Let's Active - Singles 84-88

I'm in an obsessive Let's Active period these days. I listened again to Mitch Easter discography when I learned he had played with the original formation, minus Faye Hunter who committed suicide one year ago (in July 2013). All this is sad and  funny at the same time. And nostalgia grabs me by the feet when I listened to the songs I so much loved between 1984 and 1988. God heaven and devil together I was young in these days. And Mitch Easter too. And contrary to so many bands and records, Let's Active first EP and 2 LPs (minus the 3rd one, Every dog has his day, ruined by John Leckie production), all this has travelled through time and years without losing anything of its charm, freshness and thrilling qualities. Here I gathered the promo and official singles the band released during its short life. So few singles when so many of Easter songs were perfect pop standards. Too sad the times were not kind for such music (people usually like loads of shitty music in these days and geniuses such as Mark Perry, Dan Treacy or Nikki Sudden were totally overlooked). I added the original version of "Horizon" with Faye Hunter singing and much better than the Every Dog Has His Day version, and "Invisible Hills", a song Mitch Easter considered too bleak for including it in the fabulous Big Plans For Everybody LP. I did the cover sleeve, using a quite overused picture, but I like it so much I couldn't resist.

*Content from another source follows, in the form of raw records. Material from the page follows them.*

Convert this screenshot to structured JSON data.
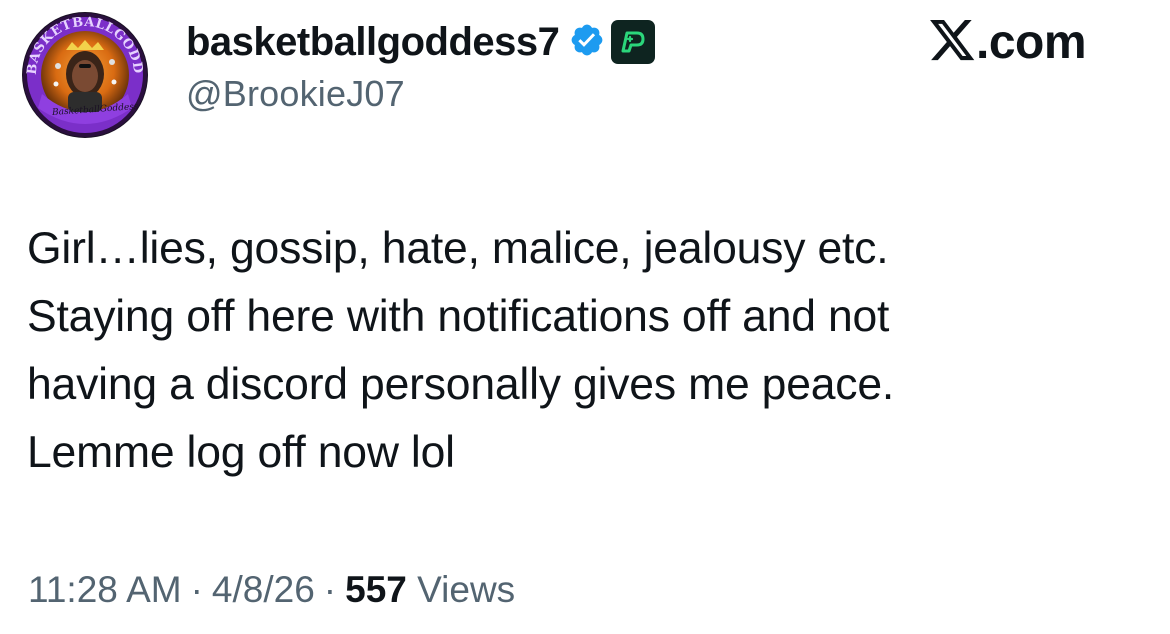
{
  "author": {
    "display_name": "basketballgoddess7",
    "handle": "@BrookieJ07",
    "avatar": {
      "arc_text": "BASKETBALLGODDESS",
      "watermark": "BasketballGoddess",
      "ring_color": "#7b2fc9",
      "inner_color": "#e77b16"
    },
    "verified_icon": "verified-badge-icon",
    "affiliate_icon": "sportsbook-app-icon"
  },
  "brand": {
    "logo_icon": "x-logo-icon",
    "domain_suffix": ".com"
  },
  "tweet": {
    "lines": [
      "Girl…lies, gossip, hate, malice, jealousy etc.",
      "Staying off here with notifications off and not",
      "having a discord personally gives me peace.",
      "Lemme log off now lol"
    ]
  },
  "meta": {
    "time": "11:28 AM",
    "date": "4/8/26",
    "separator": "·",
    "views_count": "557",
    "views_label": "Views"
  },
  "colors": {
    "text_primary": "#0f1419",
    "text_secondary": "#536471",
    "verified_blue": "#1d9bf0",
    "affiliate_bg": "#0e2420",
    "affiliate_green": "#2bd67b"
  }
}
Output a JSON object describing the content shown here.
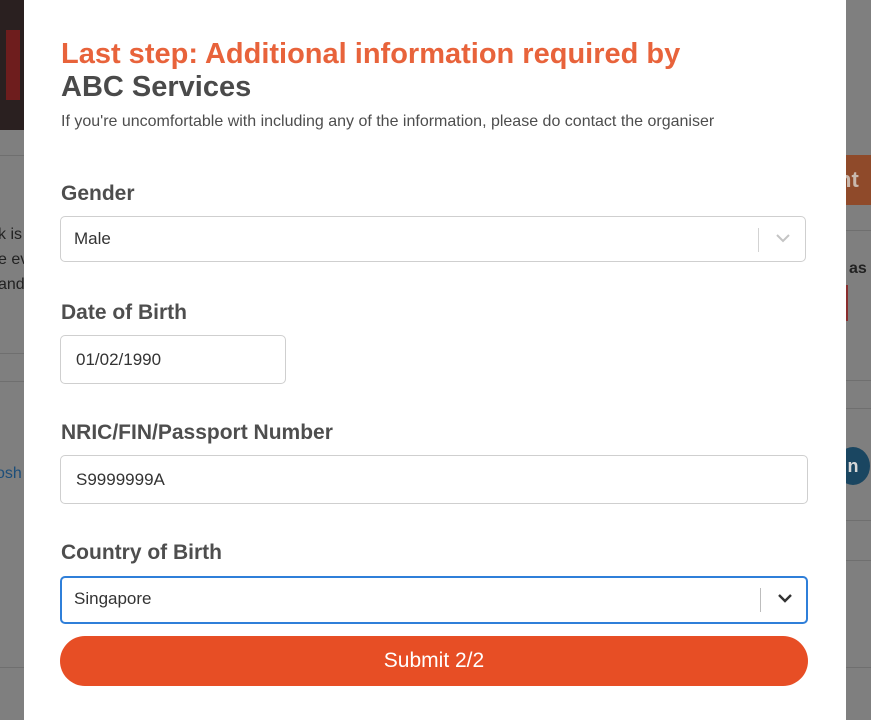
{
  "background": {
    "left_text_lines": [
      "k is",
      "e ev",
      "and"
    ],
    "right_button_fragment": "nt f",
    "right_text_fragment": "as",
    "left_link_fragment": "osh",
    "circle_icon_letter": "n"
  },
  "modal": {
    "title_accent": "Last step: Additional information required by",
    "title_org": "ABC Services",
    "subtitle": "If you're uncomfortable with including any of the information, please do contact the organiser",
    "fields": {
      "gender": {
        "label": "Gender",
        "value": "Male"
      },
      "dob": {
        "label": "Date of Birth",
        "value": "01/02/1990"
      },
      "id_number": {
        "label": "NRIC/FIN/Passport Number",
        "value": "S9999999A"
      },
      "country_of_birth": {
        "label": "Country of Birth",
        "value": "Singapore"
      }
    },
    "submit_label": "Submit 2/2"
  },
  "colors": {
    "accent": "#e8633b",
    "submit": "#e74e25",
    "focus": "#2f7fd9"
  }
}
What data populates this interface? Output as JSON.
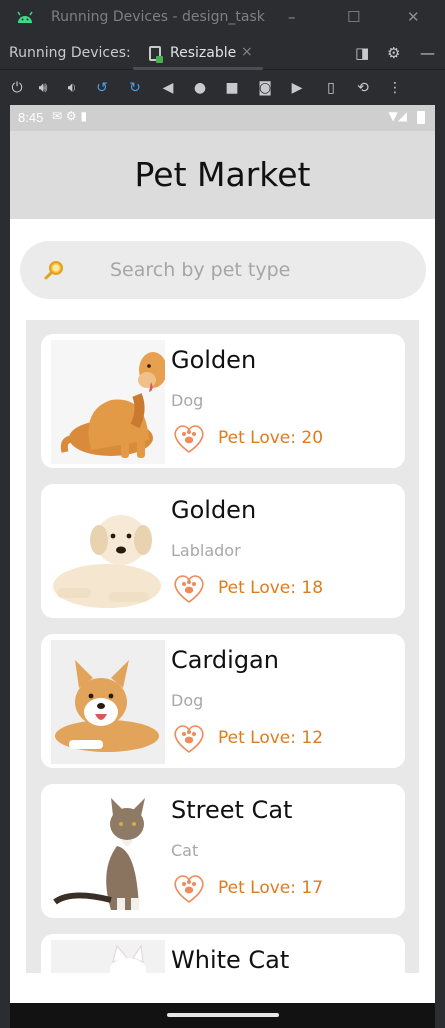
{
  "ide": {
    "window_title": "Running Devices - design_task",
    "panel_label": "Running Devices:",
    "tab_label": "Resizable",
    "tab_close": "×",
    "controls": {
      "minimize": "–",
      "maximize": "☐",
      "close": "✕"
    }
  },
  "device": {
    "status": {
      "time": "8:45"
    },
    "app_title": "Pet Market",
    "search": {
      "placeholder": "Search by pet type",
      "value": ""
    },
    "pets": [
      {
        "name": "Golden",
        "type": "Dog",
        "love": "Pet Love: 20",
        "photo": "golden-retriever"
      },
      {
        "name": "Golden",
        "type": "Lablador",
        "love": "Pet Love: 18",
        "photo": "labrador-puppy"
      },
      {
        "name": "Cardigan",
        "type": "Dog",
        "love": "Pet Love: 12",
        "photo": "corgi"
      },
      {
        "name": "Street Cat",
        "type": "Cat",
        "love": "Pet Love: 17",
        "photo": "tabby-cat"
      },
      {
        "name": "White Cat",
        "type": "",
        "love": "",
        "photo": "white-cat"
      }
    ]
  },
  "colors": {
    "accent": "#e07b1c",
    "appbar": "#dcdcdc",
    "list_bg": "#e8e8e8",
    "ide_bg": "#2b2d30"
  }
}
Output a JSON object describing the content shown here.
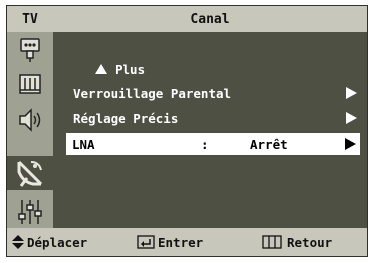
{
  "header": {
    "tv_label": "TV",
    "title": "Canal"
  },
  "sidebar": {
    "icons": [
      {
        "name": "input-icon"
      },
      {
        "name": "picture-icon"
      },
      {
        "name": "sound-icon"
      },
      {
        "name": "channel-antenna-icon",
        "active": true
      },
      {
        "name": "setup-icon"
      }
    ]
  },
  "menu": {
    "more_label": "Plus",
    "items": [
      {
        "label": "Verrouillage Parental"
      },
      {
        "label": "Réglage Précis"
      },
      {
        "label": "LNA",
        "separator": ":",
        "value": "Arrêt"
      }
    ]
  },
  "footer": {
    "move_label": "Déplacer",
    "enter_label": "Entrer",
    "return_label": "Retour"
  },
  "colors": {
    "panel_bg": "#4f5044",
    "bar_bg": "#c7c8bb",
    "sidebar_bg": "#9fa293",
    "highlight_bg": "#ffffff",
    "text_light": "#ffffff"
  }
}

If this could help to restore the admiration Mitch Easter deserves, I would not have lost my time.  Enjoy it here. PS. "Water Parts" is one of my fave pop songs all periods.


Jack Bruce Band - Live at Manchester Free Trade Hall '75 (1975)

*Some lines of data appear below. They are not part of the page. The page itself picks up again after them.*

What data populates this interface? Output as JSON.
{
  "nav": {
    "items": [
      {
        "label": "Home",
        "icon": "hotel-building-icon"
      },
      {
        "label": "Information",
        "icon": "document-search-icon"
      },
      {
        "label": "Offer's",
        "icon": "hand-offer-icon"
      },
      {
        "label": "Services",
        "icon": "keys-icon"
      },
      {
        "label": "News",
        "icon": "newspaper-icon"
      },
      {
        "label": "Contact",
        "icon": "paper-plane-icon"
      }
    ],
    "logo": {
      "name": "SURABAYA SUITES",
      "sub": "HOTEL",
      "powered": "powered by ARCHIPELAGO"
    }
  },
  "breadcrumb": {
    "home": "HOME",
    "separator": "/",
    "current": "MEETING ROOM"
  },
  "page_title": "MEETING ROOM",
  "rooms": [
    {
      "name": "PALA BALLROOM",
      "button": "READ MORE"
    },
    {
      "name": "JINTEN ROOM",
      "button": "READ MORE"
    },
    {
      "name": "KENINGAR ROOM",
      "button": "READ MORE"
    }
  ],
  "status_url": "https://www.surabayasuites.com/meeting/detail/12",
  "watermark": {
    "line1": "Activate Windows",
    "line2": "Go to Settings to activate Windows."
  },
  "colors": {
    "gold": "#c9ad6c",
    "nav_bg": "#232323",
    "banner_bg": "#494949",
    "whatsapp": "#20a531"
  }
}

Requested, a new re-up of a Jack Bruce album. His recent death was not unexpected but was a shock. We were used to live on a planet where such a man existed. We'll have to live without. And then we'll follow him. Catch it here.

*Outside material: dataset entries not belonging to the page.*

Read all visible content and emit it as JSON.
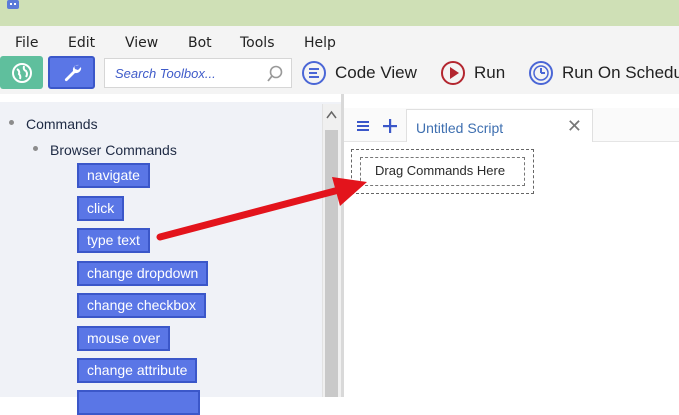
{
  "menu": {
    "items": [
      "File",
      "Edit",
      "View",
      "Bot",
      "Tools",
      "Help"
    ]
  },
  "toolbar": {
    "search_placeholder": "Search Toolbox...",
    "code_view_label": "Code View",
    "run_label": "Run",
    "run_on_schedule_label": "Run On Schedu",
    "colors": {
      "globe_button": "#5fbf9d",
      "wrench_button": "#5a76e6"
    }
  },
  "tree": {
    "root_label": "Commands",
    "group_label": "Browser Commands",
    "commands": [
      "navigate",
      "click",
      "type text",
      "change dropdown",
      "change checkbox",
      "mouse over",
      "change attribute"
    ]
  },
  "editor": {
    "tab_label": "Untitled Script",
    "tab_close": "✕",
    "dropzone_label": "Drag Commands Here"
  },
  "annotation": {
    "arrow_color": "#e3141c"
  }
}
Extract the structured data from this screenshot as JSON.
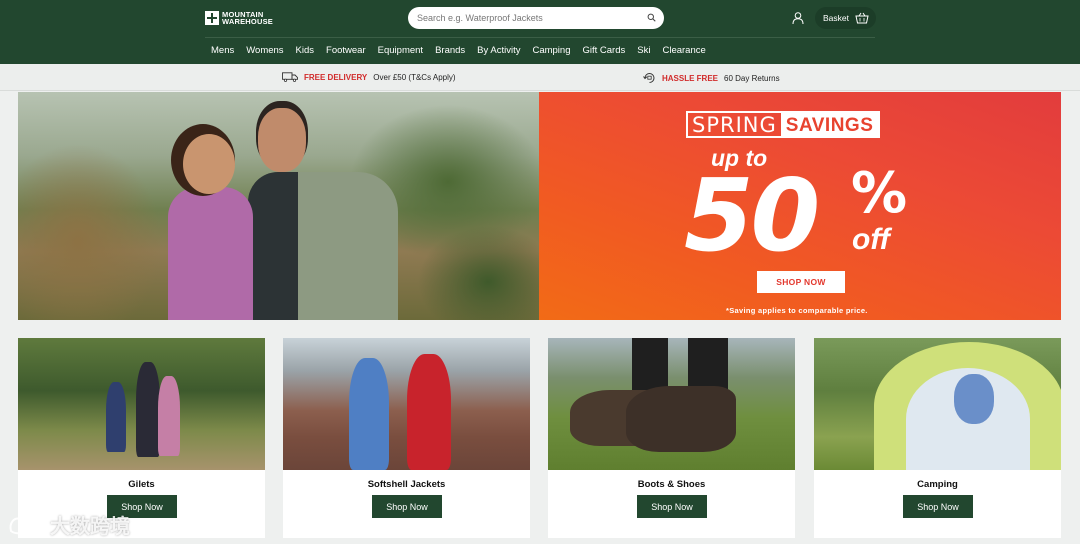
{
  "brand": {
    "logo_line1": "MOUNTAIN",
    "logo_line2": "WAREHOUSE"
  },
  "search": {
    "placeholder": "Search e.g. Waterproof Jackets"
  },
  "header": {
    "basket_label": "Basket"
  },
  "nav": {
    "items": [
      "Mens",
      "Womens",
      "Kids",
      "Footwear",
      "Equipment",
      "Brands",
      "By Activity",
      "Camping",
      "Gift Cards",
      "Ski",
      "Clearance"
    ]
  },
  "usp": {
    "delivery_highlight": "FREE DELIVERY",
    "delivery_text": "Over £50 (T&Cs Apply)",
    "returns_highlight": "HASSLE FREE",
    "returns_text": "60 Day Returns"
  },
  "hero": {
    "title_word1": "SPRING",
    "title_word2": "SAVINGS",
    "upto": "up to",
    "percent_number": "50",
    "percent_symbol": "%",
    "off": "off",
    "cta": "SHOP NOW",
    "note": "*Saving applies to comparable price."
  },
  "categories": [
    {
      "title": "Gilets",
      "cta": "Shop Now"
    },
    {
      "title": "Softshell Jackets",
      "cta": "Shop Now"
    },
    {
      "title": "Boots & Shoes",
      "cta": "Shop Now"
    },
    {
      "title": "Camping",
      "cta": "Shop Now"
    }
  ],
  "watermark": {
    "text": "大数跨境"
  },
  "colors": {
    "header_bg": "#22472f",
    "accent_red": "#d12b2b",
    "promo_orange": "#f15a22",
    "button_green": "#22472f"
  },
  "icons": [
    "search-icon",
    "account-icon",
    "basket-icon",
    "truck-icon",
    "returns-icon"
  ]
}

These days I'm listening much to Marc Bolan and I'm near to post some acoustic demos that gave songs to albums from Slider to Futuristic Dragon. But Rough posted today "One" by Jack Bruce Band on his facebook page and suddenly I realized there was much Bruce stuff I expected to post here that is still lingering in my computer vaults. So here one, not rare but an essential testimony of how sounded this strange team united under the JBB banner. Carla Bley and Mick Taylor backing Jack Bruce could seem a winner ticket but things did not turn this way. The band in this line-up can be heard on the BBC 3-CD compilation in a concert given for the Old Grey Whistlin' Test (and the thing can be seen on youtube even if I'll post here too). It was on the 6th of June 1975. Six days earlier, they had given this concert in Manchester. Much longer (111'), but with more or less the same playlist it's interesting to realize how the band was not so much in a self-indulgent approach that it may have seemed. Even the long "suites" of the second CD are played with a sense of tension that has nothing to do with a lot of experimental stuff of that times. Of course it's sometimes a bit dated but Bruce material is so strong that it overpasses the jazzy and prog useless complexity that spoils the music here and there. Just listen to "One" or "Pieces of Mind" if you don't believe me. They are jewels for eternity. I would have dreamed to hear Billie Holiday sing it. The Mellotron is more pregnant than the moog, it's important to note for those who, like me, have a strong problem with the later (and a big love for the former). But stop bullshitting with words, here the great Jack Bruce at the beginning of a very rude time for him.